• [WHAT NEEDS TO BE DONE]:
In your copy, repeat each record exactly and include no pictures.

• [MATERIAL SUPPLIED]:

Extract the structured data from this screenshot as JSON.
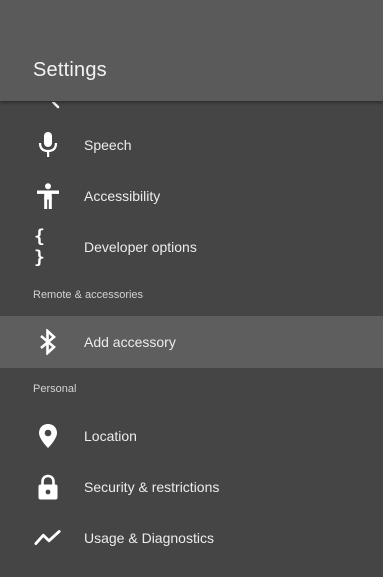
{
  "header": {
    "title": "Settings"
  },
  "items_top": [
    {
      "label": "Speech",
      "icon": "microphone-icon"
    },
    {
      "label": "Accessibility",
      "icon": "accessibility-icon"
    },
    {
      "label": "Developer options",
      "icon": "braces-icon",
      "glyph": "{ }"
    }
  ],
  "sections": [
    {
      "header": "Remote & accessories",
      "items": [
        {
          "label": "Add accessory",
          "icon": "bluetooth-icon",
          "selected": true
        }
      ]
    },
    {
      "header": "Personal",
      "items": [
        {
          "label": "Location",
          "icon": "location-pin-icon"
        },
        {
          "label": "Security & restrictions",
          "icon": "lock-icon"
        },
        {
          "label": "Usage & Diagnostics",
          "icon": "trending-line-icon"
        }
      ]
    }
  ],
  "colors": {
    "header_bg": "#5a5a5a",
    "list_bg": "#454545",
    "selected_bg": "#5e5e5e",
    "text": "#ececec",
    "section_text": "#d2d2d2"
  }
}
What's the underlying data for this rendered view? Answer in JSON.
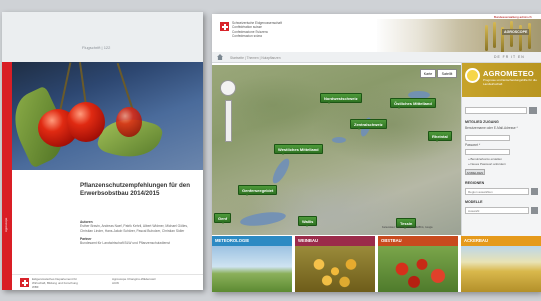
{
  "brochure": {
    "series": "Flugschrift | 122",
    "title": "Pflanzenschutzempfehlungen für den Erwerbsobstbau 2014/2015",
    "authors_heading": "Autoren",
    "authors": "Esther Bravin, Andreas Naef, Patrik Kehrli, Albert Widmer, Michael Gölles, Christian Linder, Hans-Jakob Schärer, Pascal Buholzer, Christian Sidler",
    "partner_heading": "Partner",
    "partner": "Bundesamt für Landwirtschaft BLW und Pflanzenschutzdienst",
    "side_label": "Agroscope",
    "footer_left": "Eidgenössisches Departement für Wirtschaft, Bildung und Forschung WBF",
    "footer_right": "Agroscope Changins-Wädenswil ACW"
  },
  "site": {
    "confederation": [
      "Schweizerische Eidgenossenschaft",
      "Confédération suisse",
      "Confederazione Svizzera",
      "Confederaziun svizra"
    ],
    "topline": "Bundesverwaltung admin.ch",
    "agroscope": "AGROSCOPE",
    "languages": "DE  FR  IT  EN",
    "breadcrumb": "Startseite  |  Themen  |  Nutzpflanzen",
    "map": {
      "map_button": "Karte",
      "satellite_button": "Satellit",
      "copyright": "Kartendaten ©2014 GeoBasis-DE/BKG, Google",
      "regions": [
        {
          "label": "Nordwestschweiz"
        },
        {
          "label": "Östliches Mittelland"
        },
        {
          "label": "Zentralschweiz"
        },
        {
          "label": "Westliches Mittelland"
        },
        {
          "label": "Rheintal"
        },
        {
          "label": "Genferseegebiet"
        },
        {
          "label": "Genf"
        },
        {
          "label": "Wallis"
        },
        {
          "label": "Tessin"
        }
      ]
    },
    "sidebar": {
      "agromet_title": "AGROMETEO",
      "agromet_sub": "Prognose und Entscheidungshilfe für die Landwirtschaft",
      "login_heading": "MITGLIED ZUGANG",
      "login_user_label": "Benutzername oder E-Mail-Adresse *",
      "password_label": "Passwort *",
      "create_account": "» Benutzerkonto erstellen",
      "new_password": "» Neues Passwort anfordern",
      "login_button": "ANMELDEN",
      "regions_heading": "REGIONEN",
      "region_placeholder": "Region auswählen",
      "models_heading": "MODELLE",
      "model_placeholder": "Auswahl"
    },
    "tiles": [
      "METEOROLOGIE",
      "WEINBAU",
      "OBSTBAU",
      "ACKERBAU"
    ]
  }
}
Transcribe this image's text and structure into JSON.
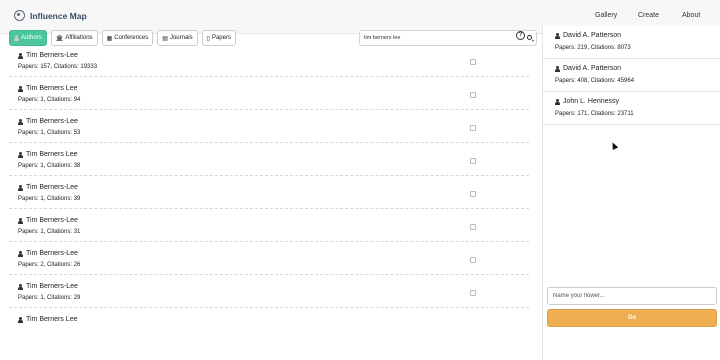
{
  "brand": {
    "title": "Influence Map",
    "logo_icon": "globe-icon"
  },
  "nav": [
    {
      "label": "Gallery"
    },
    {
      "label": "Create"
    },
    {
      "label": "About"
    }
  ],
  "tabs": [
    {
      "label": "Authors",
      "icon": "person-icon",
      "active": true
    },
    {
      "label": "Affiliations",
      "icon": "institution-icon",
      "active": false
    },
    {
      "label": "Conferences",
      "icon": "building-icon",
      "active": false
    },
    {
      "label": "Journals",
      "icon": "book-icon",
      "active": false
    },
    {
      "label": "Papers",
      "icon": "document-icon",
      "active": false
    }
  ],
  "search": {
    "value": "tim berners lee",
    "placeholder": ""
  },
  "results": [
    {
      "name": "Tim Berners-Lee",
      "stats": "Papers: 157, Citations: 19333"
    },
    {
      "name": "Tim Berners Lee",
      "stats": "Papers: 1, Citations: 94"
    },
    {
      "name": "Tim Berners-Lee",
      "stats": "Papers: 1, Citations: 53"
    },
    {
      "name": "Tim Berners Lee",
      "stats": "Papers: 1, Citations: 38"
    },
    {
      "name": "Tim Berners-Lee",
      "stats": "Papers: 1, Citations: 39"
    },
    {
      "name": "Tim Berners-Lee",
      "stats": "Papers: 1, Citations: 31"
    },
    {
      "name": "Tim Berners-Lee",
      "stats": "Papers: 2, Citations: 26"
    },
    {
      "name": "Tim Berners-Lee",
      "stats": "Papers: 1, Citations: 29"
    },
    {
      "name": "Tim Berners Lee",
      "stats": ""
    }
  ],
  "selected": [
    {
      "name": "David A. Patterson",
      "stats": "Papers: 219, Citations: 8073"
    },
    {
      "name": "David A. Patterson",
      "stats": "Papers: 408, Citations: 45964"
    },
    {
      "name": "John L. Hennessy",
      "stats": "Papers: 171, Citations: 23711"
    }
  ],
  "flower": {
    "placeholder": "Name your flower...",
    "value": ""
  },
  "go_label": "Go",
  "colors": {
    "accent": "#4cc69b",
    "go": "#efad52",
    "brand": "#3b4d61"
  }
}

• [OUTPUT BELOW]:
Extract the structured data from this screenshot as JSON.
{
  "header": {
    "title": "Settings"
  },
  "items_top": [
    {
      "label": "Speech",
      "icon": "microphone-icon"
    },
    {
      "label": "Accessibility",
      "icon": "accessibility-icon"
    },
    {
      "label": "Developer options",
      "icon": "braces-icon",
      "glyph": "{ }"
    }
  ],
  "sections": [
    {
      "header": "Remote & accessories",
      "items": [
        {
          "label": "Add accessory",
          "icon": "bluetooth-icon",
          "selected": true
        }
      ]
    },
    {
      "header": "Personal",
      "items": [
        {
          "label": "Location",
          "icon": "location-pin-icon"
        },
        {
          "label": "Security & restrictions",
          "icon": "lock-icon"
        },
        {
          "label": "Usage & Diagnostics",
          "icon": "trending-line-icon"
        }
      ]
    }
  ],
  "colors": {
    "header_bg": "#5a5a5a",
    "list_bg": "#454545",
    "selected_bg": "#5e5e5e",
    "text": "#ececec",
    "section_text": "#d2d2d2"
  }
}
What's the underlying data for this rendered view? Answer in JSON.
{
  "brochure": {
    "series": "Flugschrift | 122",
    "title": "Pflanzenschutzempfehlungen für den Erwerbsobstbau 2014/2015",
    "authors_heading": "Autoren",
    "authors": "Esther Bravin, Andreas Naef, Patrik Kehrli, Albert Widmer, Michael Gölles, Christian Linder, Hans-Jakob Schärer, Pascal Buholzer, Christian Sidler",
    "partner_heading": "Partner",
    "partner": "Bundesamt für Landwirtschaft BLW und Pflanzenschutzdienst",
    "side_label": "Agroscope",
    "footer_left": "Eidgenössisches Departement für Wirtschaft, Bildung und Forschung WBF",
    "footer_right": "Agroscope Changins-Wädenswil ACW"
  },
  "site": {
    "confederation": [
      "Schweizerische Eidgenossenschaft",
      "Confédération suisse",
      "Confederazione Svizzera",
      "Confederaziun svizra"
    ],
    "topline": "Bundesverwaltung admin.ch",
    "agroscope": "AGROSCOPE",
    "languages": "DE  FR  IT  EN",
    "breadcrumb": "Startseite  |  Themen  |  Nutzpflanzen",
    "map": {
      "map_button": "Karte",
      "satellite_button": "Satellit",
      "copyright": "Kartendaten ©2014 GeoBasis-DE/BKG, Google",
      "regions": [
        {
          "label": "Nordwestschweiz"
        },
        {
          "label": "Östliches Mittelland"
        },
        {
          "label": "Zentralschweiz"
        },
        {
          "label": "Westliches Mittelland"
        },
        {
          "label": "Rheintal"
        },
        {
          "label": "Genferseegebiet"
        },
        {
          "label": "Genf"
        },
        {
          "label": "Wallis"
        },
        {
          "label": "Tessin"
        }
      ]
    },
    "sidebar": {
      "agromet_title": "AGROMETEO",
      "agromet_sub": "Prognose und Entscheidungshilfe für die Landwirtschaft",
      "login_heading": "MITGLIED ZUGANG",
      "login_user_label": "Benutzername oder E-Mail-Adresse *",
      "password_label": "Passwort *",
      "create_account": "» Benutzerkonto erstellen",
      "new_password": "» Neues Passwort anfordern",
      "login_button": "ANMELDEN",
      "regions_heading": "REGIONEN",
      "region_placeholder": "Region auswählen",
      "models_heading": "MODELLE",
      "model_placeholder": "Auswahl"
    },
    "tiles": [
      "METEOROLOGIE",
      "WEINBAU",
      "OBSTBAU",
      "ACKERBAU"
    ]
  }
}
Transcribe this image's text and structure into JSON.
{
  "brand": {
    "title": "Influence Map",
    "logo_icon": "globe-icon"
  },
  "nav": [
    {
      "label": "Gallery"
    },
    {
      "label": "Create"
    },
    {
      "label": "About"
    }
  ],
  "tabs": [
    {
      "label": "Authors",
      "icon": "person-icon",
      "active": true
    },
    {
      "label": "Affiliations",
      "icon": "institution-icon",
      "active": false
    },
    {
      "label": "Conferences",
      "icon": "building-icon",
      "active": false
    },
    {
      "label": "Journals",
      "icon": "book-icon",
      "active": false
    },
    {
      "label": "Papers",
      "icon": "document-icon",
      "active": false
    }
  ],
  "search": {
    "value": "tim berners lee",
    "placeholder": ""
  },
  "results": [
    {
      "name": "Tim Berners-Lee",
      "stats": "Papers: 157, Citations: 19333"
    },
    {
      "name": "Tim Berners Lee",
      "stats": "Papers: 1, Citations: 94"
    },
    {
      "name": "Tim Berners-Lee",
      "stats": "Papers: 1, Citations: 53"
    },
    {
      "name": "Tim Berners Lee",
      "stats": "Papers: 1, Citations: 38"
    },
    {
      "name": "Tim Berners-Lee",
      "stats": "Papers: 1, Citations: 39"
    },
    {
      "name": "Tim Berners-Lee",
      "stats": "Papers: 1, Citations: 31"
    },
    {
      "name": "Tim Berners-Lee",
      "stats": "Papers: 2, Citations: 26"
    },
    {
      "name": "Tim Berners-Lee",
      "stats": "Papers: 1, Citations: 29"
    },
    {
      "name": "Tim Berners Lee",
      "stats": ""
    }
  ],
  "selected": [
    {
      "name": "David A. Patterson",
      "stats": "Papers: 219, Citations: 8073"
    },
    {
      "name": "David A. Patterson",
      "stats": "Papers: 408, Citations: 45964"
    },
    {
      "name": "John L. Hennessy",
      "stats": "Papers: 171, Citations: 23711"
    }
  ],
  "flower": {
    "placeholder": "Name your flower...",
    "value": ""
  },
  "go_label": "Go",
  "colors": {
    "accent": "#4cc69b",
    "go": "#efad52",
    "brand": "#3b4d61"
  }
}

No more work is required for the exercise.